Efficiency vs. Maturation
Efficiency versus maturation
Some people point out that if this right-sized application is successful, that it will need to be rebuilt, usually from the ground up. While this is mostly true, it's relevant to restate that having a working prototype does reduce the risk (risk=time+money) in starting a new application.
So, would it be more efficient to build the enterprise-ready version of the application first? The assumption there is that you are going to get the application right the first time or that the application will be used for a period of time to recover its return on investment. But aren't those two very big assumptions? Furthermore, aren't those two very expensive assumptions?
Also, it's relevant to say that enterprise software endeavors are never guaranteed successes. We all know the high rate of failure for traditional development, whether it is done using an agile or waterfall approach. Approximately 50 percent of all features are either never used or rarely used. Why not develop those features inexpensively first and then decide what needs to be in your final application? These are the types of benefits Microsoft's Visual Studio LightSwitch can provide, making it something to consider moving forward.

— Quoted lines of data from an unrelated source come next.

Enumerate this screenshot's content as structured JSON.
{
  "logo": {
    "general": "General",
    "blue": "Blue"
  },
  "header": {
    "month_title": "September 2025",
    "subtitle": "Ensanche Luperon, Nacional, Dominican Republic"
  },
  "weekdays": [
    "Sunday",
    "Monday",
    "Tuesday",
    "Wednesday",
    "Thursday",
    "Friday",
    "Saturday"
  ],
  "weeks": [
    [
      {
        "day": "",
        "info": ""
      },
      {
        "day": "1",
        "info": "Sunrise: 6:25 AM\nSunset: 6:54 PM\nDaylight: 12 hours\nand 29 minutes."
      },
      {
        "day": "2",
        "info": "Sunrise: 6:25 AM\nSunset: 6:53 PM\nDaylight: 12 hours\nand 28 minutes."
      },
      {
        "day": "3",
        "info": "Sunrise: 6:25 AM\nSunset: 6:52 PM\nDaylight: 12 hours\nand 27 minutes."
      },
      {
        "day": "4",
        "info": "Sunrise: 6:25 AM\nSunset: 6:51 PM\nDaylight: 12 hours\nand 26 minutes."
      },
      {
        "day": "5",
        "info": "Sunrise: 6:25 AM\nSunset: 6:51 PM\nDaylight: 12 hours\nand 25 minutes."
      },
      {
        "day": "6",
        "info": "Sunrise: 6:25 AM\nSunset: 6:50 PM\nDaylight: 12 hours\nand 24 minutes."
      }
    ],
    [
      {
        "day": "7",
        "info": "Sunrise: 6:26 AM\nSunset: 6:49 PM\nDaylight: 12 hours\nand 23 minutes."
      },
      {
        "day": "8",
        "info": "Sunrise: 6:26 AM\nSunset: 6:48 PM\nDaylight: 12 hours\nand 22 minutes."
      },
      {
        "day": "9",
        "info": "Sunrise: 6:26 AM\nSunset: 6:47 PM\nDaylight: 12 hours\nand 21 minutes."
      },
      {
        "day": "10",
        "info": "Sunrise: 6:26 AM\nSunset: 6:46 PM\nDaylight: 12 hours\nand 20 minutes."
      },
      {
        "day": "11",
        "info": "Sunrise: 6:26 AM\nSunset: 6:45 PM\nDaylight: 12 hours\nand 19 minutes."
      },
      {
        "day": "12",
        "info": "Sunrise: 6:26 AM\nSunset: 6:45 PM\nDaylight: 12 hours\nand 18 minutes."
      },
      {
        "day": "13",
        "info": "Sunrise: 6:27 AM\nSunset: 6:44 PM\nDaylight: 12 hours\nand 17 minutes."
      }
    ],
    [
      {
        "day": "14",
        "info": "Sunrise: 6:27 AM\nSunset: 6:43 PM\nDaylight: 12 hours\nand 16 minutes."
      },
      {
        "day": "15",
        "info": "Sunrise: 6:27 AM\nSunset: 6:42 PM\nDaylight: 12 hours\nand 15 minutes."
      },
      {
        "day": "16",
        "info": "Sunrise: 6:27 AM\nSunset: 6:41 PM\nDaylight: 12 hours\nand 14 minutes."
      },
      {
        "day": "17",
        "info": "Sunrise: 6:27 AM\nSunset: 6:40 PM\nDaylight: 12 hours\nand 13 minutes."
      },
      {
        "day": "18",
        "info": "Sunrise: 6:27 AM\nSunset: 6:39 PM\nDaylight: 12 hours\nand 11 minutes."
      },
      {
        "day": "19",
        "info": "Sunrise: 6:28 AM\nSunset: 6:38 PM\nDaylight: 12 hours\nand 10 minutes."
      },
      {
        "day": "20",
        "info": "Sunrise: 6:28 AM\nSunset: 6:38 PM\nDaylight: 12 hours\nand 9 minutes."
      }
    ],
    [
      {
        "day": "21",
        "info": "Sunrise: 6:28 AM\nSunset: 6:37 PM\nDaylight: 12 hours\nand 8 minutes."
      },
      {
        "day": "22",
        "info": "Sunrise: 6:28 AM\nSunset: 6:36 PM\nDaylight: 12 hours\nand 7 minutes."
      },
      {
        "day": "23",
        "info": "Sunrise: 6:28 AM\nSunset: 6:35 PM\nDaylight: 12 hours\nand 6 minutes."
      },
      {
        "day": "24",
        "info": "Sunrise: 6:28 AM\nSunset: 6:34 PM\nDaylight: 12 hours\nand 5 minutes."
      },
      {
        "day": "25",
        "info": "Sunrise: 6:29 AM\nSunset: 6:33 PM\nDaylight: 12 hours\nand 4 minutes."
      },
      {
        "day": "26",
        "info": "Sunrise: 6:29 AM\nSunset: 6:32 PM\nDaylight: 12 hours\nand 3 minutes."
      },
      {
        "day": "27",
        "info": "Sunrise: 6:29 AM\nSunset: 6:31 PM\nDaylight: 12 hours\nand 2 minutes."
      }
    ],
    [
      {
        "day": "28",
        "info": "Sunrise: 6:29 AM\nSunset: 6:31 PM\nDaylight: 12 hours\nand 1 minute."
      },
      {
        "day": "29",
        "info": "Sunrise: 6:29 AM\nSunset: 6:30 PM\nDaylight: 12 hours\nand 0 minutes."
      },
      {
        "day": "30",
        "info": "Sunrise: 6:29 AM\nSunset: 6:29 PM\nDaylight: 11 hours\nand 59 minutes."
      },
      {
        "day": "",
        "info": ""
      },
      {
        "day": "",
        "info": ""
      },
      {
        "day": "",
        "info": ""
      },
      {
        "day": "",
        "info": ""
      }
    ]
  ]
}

Patrick Emmons is Director of Professional Services at Adage Technologies. Patrick is an accomplished technical architect with more than 15 years of programming and Web development experience. He is also a Microsoft Certified Solutions Developer (MCSD). Prior to his position at Adage, Patrick was a principle for another Web development firm and also worked as a developer and consultant for Ameritech, Motorola and Baker Robbins. He can be reached at firstname.lastname@example.org.